The bottom line: For healthy, strong bones, your blood needs to maintain a slightly alkaline pH level, which you can achieve by eating at least five servings of fruits and vegetables for every one serving of red meat, chicken or fish.
Read the full article to discover how to create a diet plan for healthy bones:
A Diet That Protects Against Osteoporosis
Are You Sensitive to the Sun?
Protect Yourself From Sunburn —
From the Inside Out — with Astaxanthin
With summer now here, protection from the sun's burning rays becomes important, especially if you have fair skin that burns quickly. That's where an antioxidant supplement called astaxanthin comes in handy.
What the Heck is Astaxanthin? Astaxanthin (pronounced asta-ZAN-thin) is one of a group of natural pigments known as carotenoids. Carotenoids are produced by both plants and animals as part of their survival mechanisms. In plants, carotenoids act as a natural sunscreen, protecting them from ultraviolet light from the sun using the carotenoid's natural antioxidant properties. By taking astaxanthin supplements daily, you can receive the same benefits for yourself!
of astaxanthin supplements
report that they are able to spend
significantly more time out in the sun without
burning than they were able to before.
This is due to the powerful anti-inflammatory properties that astaxanthin has (a sunburn is essentially an inflammation of your skin).
One of the most frequently-reported additional benefit of astaxanthin is an improvement in skin quality. There is evidence that astaxanthin not only prevents UV sun damage, but may actually help to reverse signs of aging, from the inside out. Several cosmetic manufacturers are now using astaxanthin as a primary active ingredient in their facial and skin care products.
Find out more about this incredible supplement at Astaxanthin Benefits
Share Your Experience
with Other Visitors to My Site
Many of the pages on my website have the capability to accept reader submissions. Do you have any experience improving your health or treating a health problem using diet, superfoods or nutritional supplements? Do you have a nutritional guru or book you'd like to recommend? Now you can! Your submission will get its own page on my website, for all to see.
Just pick any page on my site that has a topic you'd like to contribute to; many of them have comment submissions enabled. Submission forms are always located at the bottom of the pages that they're located on.
You could start by asking me a question about antioxidants, health, or nutrition in general at my About Me page.

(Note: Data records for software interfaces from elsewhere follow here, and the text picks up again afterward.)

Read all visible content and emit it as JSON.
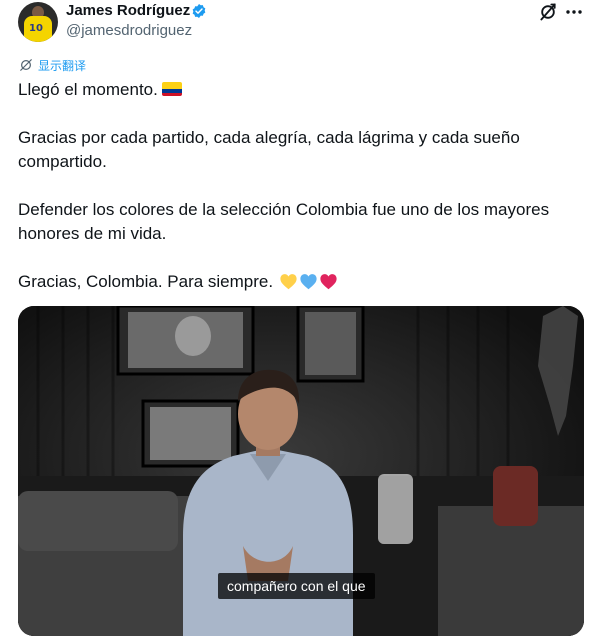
{
  "author": {
    "display_name": "James Rodríguez",
    "handle": "@jamesdrodriguez",
    "verified": true
  },
  "actions": {
    "translate_label": "显示翻译"
  },
  "tweet": {
    "line1": "Llegó el momento.",
    "line2": "Gracias por cada partido, cada alegría, cada lágrima y cada sueño compartido.",
    "line3": "Defender los colores de la selección Colombia fue uno de los mayores honores de mi vida.",
    "line4": "Gracias, Colombia. Para siempre."
  },
  "media": {
    "subtitle": "compañero con el que"
  },
  "colors": {
    "accent": "#1d9bf0",
    "verified": "#1d9bf0",
    "flag_yellow": "#fcd116",
    "flag_blue": "#003893",
    "flag_red": "#ce1126",
    "heart_yellow": "#ffd04a",
    "heart_blue": "#5ab0f0",
    "heart_red": "#e0245e"
  },
  "icons": {
    "flag": "colombia-flag-icon",
    "hearts": [
      "yellow-heart-icon",
      "blue-heart-icon",
      "red-heart-icon"
    ]
  }
}
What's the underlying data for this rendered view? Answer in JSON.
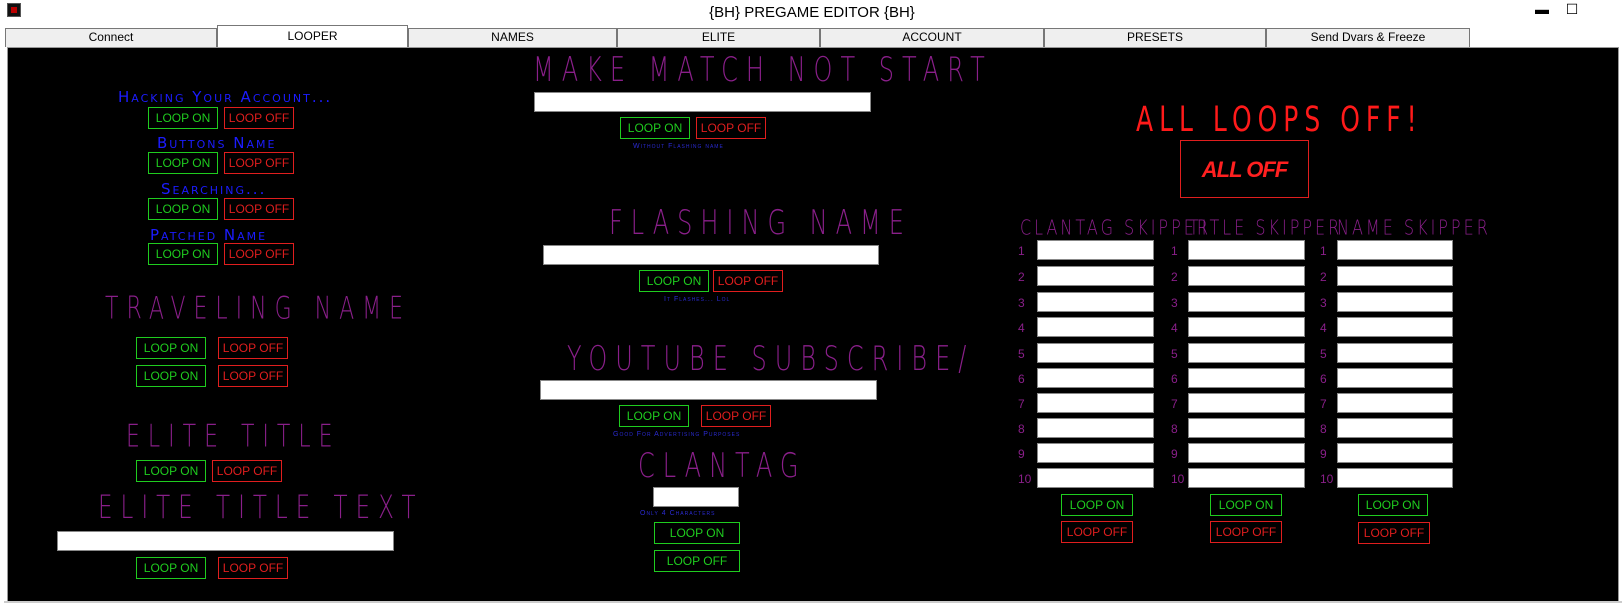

Please Support My Website
Rate my website at selfgrowth.com. If you enjoy reading my website and find the information useful, won't you help promote it by giving me a good rating at selfgrowth.com? Just click on the graphic to see the list of highest-rated nutritional websites in the selfgrowth.com directory. I'm nearly at the top!
You'll have to register with selfgrowth.com in order to vote, but you'll probably find something over there of interest to you as well.
Know somebody who's interested in health and nutrition? Please do me a favor and forward this email to them.
If a friend forwarded this issue to you, and you want to receive it regularly, then visit my Home Page to subscribe for free.
If you have any comments, feedback or ideas, I'd love to hear from you. Just use my handy Contact Form and let me know what you think. (You can't reply directly to this email).
Sign Up for My RSS Feed. Like many websites, antioxidants-for-health-and-longevity.com is constantly growing and changing. Signing up for my RSS Feed, which you can do from the top left corner of any page on the website, keeps you completely up-to-date with everything that's new.
That's all for this issue!
I hope you enjoyed reading my newsletter,
and found the information useful.
Have a great month!